1 clove garlic, minced
Pinch kosher salt, more to taste
1 tablespoon freshly squeezed lemon juice
1 teaspoon balsamic vinegar
3 tablespoons extra virgin olive oil
Freshly ground black pepper to taste

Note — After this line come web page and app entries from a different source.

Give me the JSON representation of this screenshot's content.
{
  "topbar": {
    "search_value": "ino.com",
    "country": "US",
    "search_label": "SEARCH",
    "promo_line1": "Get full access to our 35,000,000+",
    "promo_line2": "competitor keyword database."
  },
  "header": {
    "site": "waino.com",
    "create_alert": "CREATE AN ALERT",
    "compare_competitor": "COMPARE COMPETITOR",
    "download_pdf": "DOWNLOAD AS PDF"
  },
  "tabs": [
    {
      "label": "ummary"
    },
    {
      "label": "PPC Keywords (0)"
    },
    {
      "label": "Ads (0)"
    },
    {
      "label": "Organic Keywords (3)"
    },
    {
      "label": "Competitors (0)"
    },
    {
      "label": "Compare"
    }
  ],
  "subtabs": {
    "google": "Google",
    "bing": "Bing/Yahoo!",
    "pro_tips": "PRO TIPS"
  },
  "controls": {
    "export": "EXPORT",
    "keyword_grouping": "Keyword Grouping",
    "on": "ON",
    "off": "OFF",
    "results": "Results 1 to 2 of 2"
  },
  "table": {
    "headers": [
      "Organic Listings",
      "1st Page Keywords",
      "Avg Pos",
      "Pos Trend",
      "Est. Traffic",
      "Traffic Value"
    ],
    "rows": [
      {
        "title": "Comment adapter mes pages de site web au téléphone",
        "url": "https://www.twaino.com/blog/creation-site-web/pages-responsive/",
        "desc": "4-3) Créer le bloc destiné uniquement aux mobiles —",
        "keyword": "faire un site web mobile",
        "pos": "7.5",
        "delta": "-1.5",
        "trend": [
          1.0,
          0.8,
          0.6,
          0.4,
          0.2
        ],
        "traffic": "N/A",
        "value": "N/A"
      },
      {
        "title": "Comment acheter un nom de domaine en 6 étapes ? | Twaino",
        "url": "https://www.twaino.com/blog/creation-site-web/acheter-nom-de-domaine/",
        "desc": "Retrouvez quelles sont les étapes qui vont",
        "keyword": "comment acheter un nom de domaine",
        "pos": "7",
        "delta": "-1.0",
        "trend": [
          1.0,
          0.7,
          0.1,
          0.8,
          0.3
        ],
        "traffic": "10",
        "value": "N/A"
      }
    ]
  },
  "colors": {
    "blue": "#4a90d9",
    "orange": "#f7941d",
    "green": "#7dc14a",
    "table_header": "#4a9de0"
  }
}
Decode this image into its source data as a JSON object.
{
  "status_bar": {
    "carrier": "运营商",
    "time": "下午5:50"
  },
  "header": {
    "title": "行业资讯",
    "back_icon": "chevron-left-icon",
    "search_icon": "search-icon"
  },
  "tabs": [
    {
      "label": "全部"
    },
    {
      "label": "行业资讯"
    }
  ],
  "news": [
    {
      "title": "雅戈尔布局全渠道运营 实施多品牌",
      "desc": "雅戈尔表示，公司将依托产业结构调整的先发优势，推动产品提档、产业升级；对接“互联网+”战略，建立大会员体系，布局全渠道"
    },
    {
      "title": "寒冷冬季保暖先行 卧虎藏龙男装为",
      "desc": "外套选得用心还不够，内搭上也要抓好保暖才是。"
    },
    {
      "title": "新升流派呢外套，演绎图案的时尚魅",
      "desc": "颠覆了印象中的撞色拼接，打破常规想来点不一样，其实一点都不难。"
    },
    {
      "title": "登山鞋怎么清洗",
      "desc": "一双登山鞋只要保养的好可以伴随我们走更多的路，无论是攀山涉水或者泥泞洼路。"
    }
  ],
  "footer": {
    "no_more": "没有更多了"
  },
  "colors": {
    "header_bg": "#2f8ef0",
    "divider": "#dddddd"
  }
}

String the peas and then lightly steam them or use raw if you prefer. Cool slightly.
In a large bowl, toss together the radishes, peas, ricotta and mint.
Finely chop the garlic. I used my little food processor and then added all the other dressing ingredients and blended.
Pour dressing over salad and toss well to combine. Taste and add more salt and pepper if necessary.
Note: Ricotta salata, which is pressed and salted ricotta, breaks down slightly, adding a creamy texture along with its milky cheese tang. You can't substitute regular ricotta, but I think you could use some feta cheese. I would use less, because ricotta salata is much milder in flavor so it lets the peas and radishes shine through in the salad.
Adapted from NY

Chilled Lettuce Soup

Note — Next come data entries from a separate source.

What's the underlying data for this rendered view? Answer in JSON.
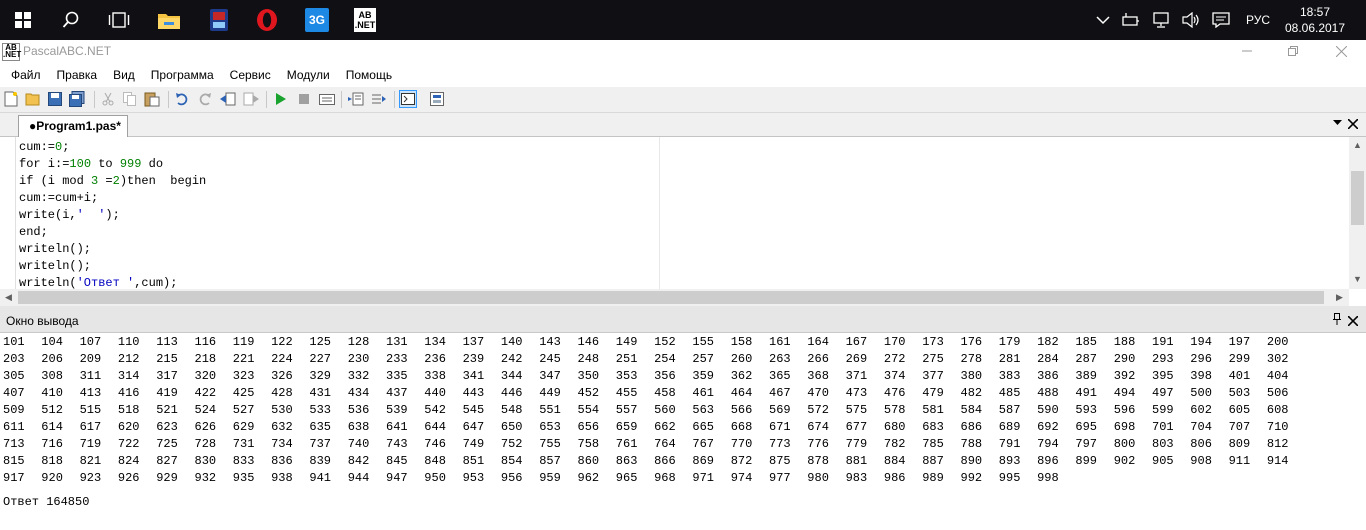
{
  "taskbar": {
    "apps": [
      {
        "name": "start-icon"
      },
      {
        "name": "search-icon"
      },
      {
        "name": "task-view-icon"
      },
      {
        "name": "file-explorer-icon"
      },
      {
        "name": "media-app-icon"
      },
      {
        "name": "opera-icon"
      },
      {
        "name": "3g-modem-icon",
        "label": "3G"
      },
      {
        "name": "pascalabc-taskbar-icon",
        "label": "AB .NET"
      }
    ],
    "language": "РУС",
    "time": "18:57",
    "date": "08.06.2017"
  },
  "window": {
    "title": "PascalABC.NET",
    "icon_label": "AB .NET"
  },
  "menu": [
    "Файл",
    "Правка",
    "Вид",
    "Программа",
    "Сервис",
    "Модули",
    "Помощь"
  ],
  "tab": {
    "label": "●Program1.pas*"
  },
  "editor": {
    "lines": [
      "cum:=0;",
      "for i:=100 to 999 do",
      "if (i mod 3 =2)then  begin",
      "cum:=cum+i;",
      "write(i,'  ');",
      "end;",
      "writeln();",
      "writeln();",
      "writeln('Ответ ',cum);"
    ]
  },
  "output_panel": {
    "title": "Окно вывода",
    "rows": [
      [
        101,
        104,
        107,
        110,
        113,
        116,
        119,
        122,
        125,
        128,
        131,
        134,
        137,
        140,
        143,
        146,
        149,
        152,
        155,
        158,
        161,
        164,
        167,
        170,
        173,
        176,
        179,
        182,
        185,
        188,
        191,
        194,
        197,
        200
      ],
      [
        203,
        206,
        209,
        212,
        215,
        218,
        221,
        224,
        227,
        230,
        233,
        236,
        239,
        242,
        245,
        248,
        251,
        254,
        257,
        260,
        263,
        266,
        269,
        272,
        275,
        278,
        281,
        284,
        287,
        290,
        293,
        296,
        299,
        302
      ],
      [
        305,
        308,
        311,
        314,
        317,
        320,
        323,
        326,
        329,
        332,
        335,
        338,
        341,
        344,
        347,
        350,
        353,
        356,
        359,
        362,
        365,
        368,
        371,
        374,
        377,
        380,
        383,
        386,
        389,
        392,
        395,
        398,
        401,
        404
      ],
      [
        407,
        410,
        413,
        416,
        419,
        422,
        425,
        428,
        431,
        434,
        437,
        440,
        443,
        446,
        449,
        452,
        455,
        458,
        461,
        464,
        467,
        470,
        473,
        476,
        479,
        482,
        485,
        488,
        491,
        494,
        497,
        500,
        503,
        506
      ],
      [
        509,
        512,
        515,
        518,
        521,
        524,
        527,
        530,
        533,
        536,
        539,
        542,
        545,
        548,
        551,
        554,
        557,
        560,
        563,
        566,
        569,
        572,
        575,
        578,
        581,
        584,
        587,
        590,
        593,
        596,
        599,
        602,
        605,
        608
      ],
      [
        611,
        614,
        617,
        620,
        623,
        626,
        629,
        632,
        635,
        638,
        641,
        644,
        647,
        650,
        653,
        656,
        659,
        662,
        665,
        668,
        671,
        674,
        677,
        680,
        683,
        686,
        689,
        692,
        695,
        698,
        701,
        704,
        707,
        710
      ],
      [
        713,
        716,
        719,
        722,
        725,
        728,
        731,
        734,
        737,
        740,
        743,
        746,
        749,
        752,
        755,
        758,
        761,
        764,
        767,
        770,
        773,
        776,
        779,
        782,
        785,
        788,
        791,
        794,
        797,
        800,
        803,
        806,
        809,
        812
      ],
      [
        815,
        818,
        821,
        824,
        827,
        830,
        833,
        836,
        839,
        842,
        845,
        848,
        851,
        854,
        857,
        860,
        863,
        866,
        869,
        872,
        875,
        878,
        881,
        884,
        887,
        890,
        893,
        896,
        899,
        902,
        905,
        908,
        911,
        914
      ],
      [
        917,
        920,
        923,
        926,
        929,
        932,
        935,
        938,
        941,
        944,
        947,
        950,
        953,
        956,
        959,
        962,
        965,
        968,
        971,
        974,
        977,
        980,
        983,
        986,
        989,
        992,
        995,
        998
      ]
    ],
    "answer": "Ответ 164850"
  }
}
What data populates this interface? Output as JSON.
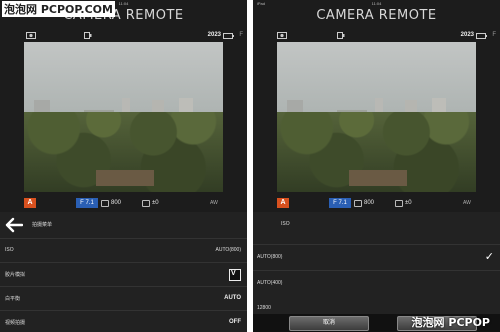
{
  "watermark": {
    "top": "泡泡网 PCPOP.COM",
    "bottom": "泡泡网 PCPOP"
  },
  "left": {
    "status_time": "11:04",
    "app_title": "CAMERA REMOTE",
    "shots_remaining": "2023",
    "film_label": "F",
    "mode": "A",
    "aperture": "F 7.1",
    "iso": "800",
    "exposure_comp": "±0",
    "wb_label": "AW",
    "menu": {
      "header": "拍摄菜单",
      "items": [
        {
          "label": "ISO",
          "value": "AUTO(800)"
        },
        {
          "label": "胶片模拟",
          "value": ""
        },
        {
          "label": "白平衡",
          "value": "AUTO"
        },
        {
          "label": "视频拍摄",
          "value": "OFF"
        }
      ]
    }
  },
  "right": {
    "carrier": "iPad",
    "status_time": "11:04",
    "app_title": "CAMERA REMOTE",
    "shots_remaining": "2023",
    "film_label": "F",
    "mode": "A",
    "aperture": "F 7.1",
    "iso": "800",
    "exposure_comp": "±0",
    "wb_label": "AW",
    "menu": {
      "header": "ISO",
      "options": [
        {
          "label": "AUTO(800)",
          "selected": true
        },
        {
          "label": "AUTO(400)",
          "selected": false
        },
        {
          "label": "12800",
          "selected": false
        }
      ],
      "cancel_label": "取消",
      "ok_label": "OK"
    }
  },
  "colors": {
    "mode_badge": "#d8511f",
    "aperture_badge": "#2a5fb4",
    "panel_bg": "#1c1c1c"
  }
}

In an earlier post I mentioned getting a very large head of romaine lettuce. The following soup is one of the things I used it for. Lettuce Soup--I know it sounds a little weird, but it turned out very well. We both liked it.

Chilled Lettuce Soup

1 tablespoon unsalted butter
1/2 tablespoon oil
1 cup sliced leek (or substitute green onions from CSA box)
1 medium shallot (believe it or not I still had a few left from a winter box)
4 cups vegetable or chicken broth
10 ounces romaine lettuce or any other green or salad mix, chopped (I didn't measure and the amount isn't important)
3 medium potatoes, peeled and diced (about 2 1/2 cups)
Salt and pepper to taste
1 tablespoon or a bit more chopped fresh dill (I think other herbs would also work--but the dill was great)
1/2 cup 1/2 and 1/2 (or enough to get the consistency you want)

Melt butter in large pot. Add oil, leek or green onions and shallot. You could also use some garlic scapes. Cover and cook until vegetables are softened.
Add the broth, potatoes and lettuce. Cook until the potatoes are tender--about 15 minutes. Use an immersion blender or food processor to somewhat puree. I left mine a bit chunky but it got rid of any stringy greens.
Season with salt and pepper and stir in the fresh dill.
Add the half and half and refrigerate until chilled. The soup is OK warm too, but try it both ways. It makes a good sized amount.

Recipe adapted from 366 healthful ways to cook leafy greens by Linda Romanelli Leahy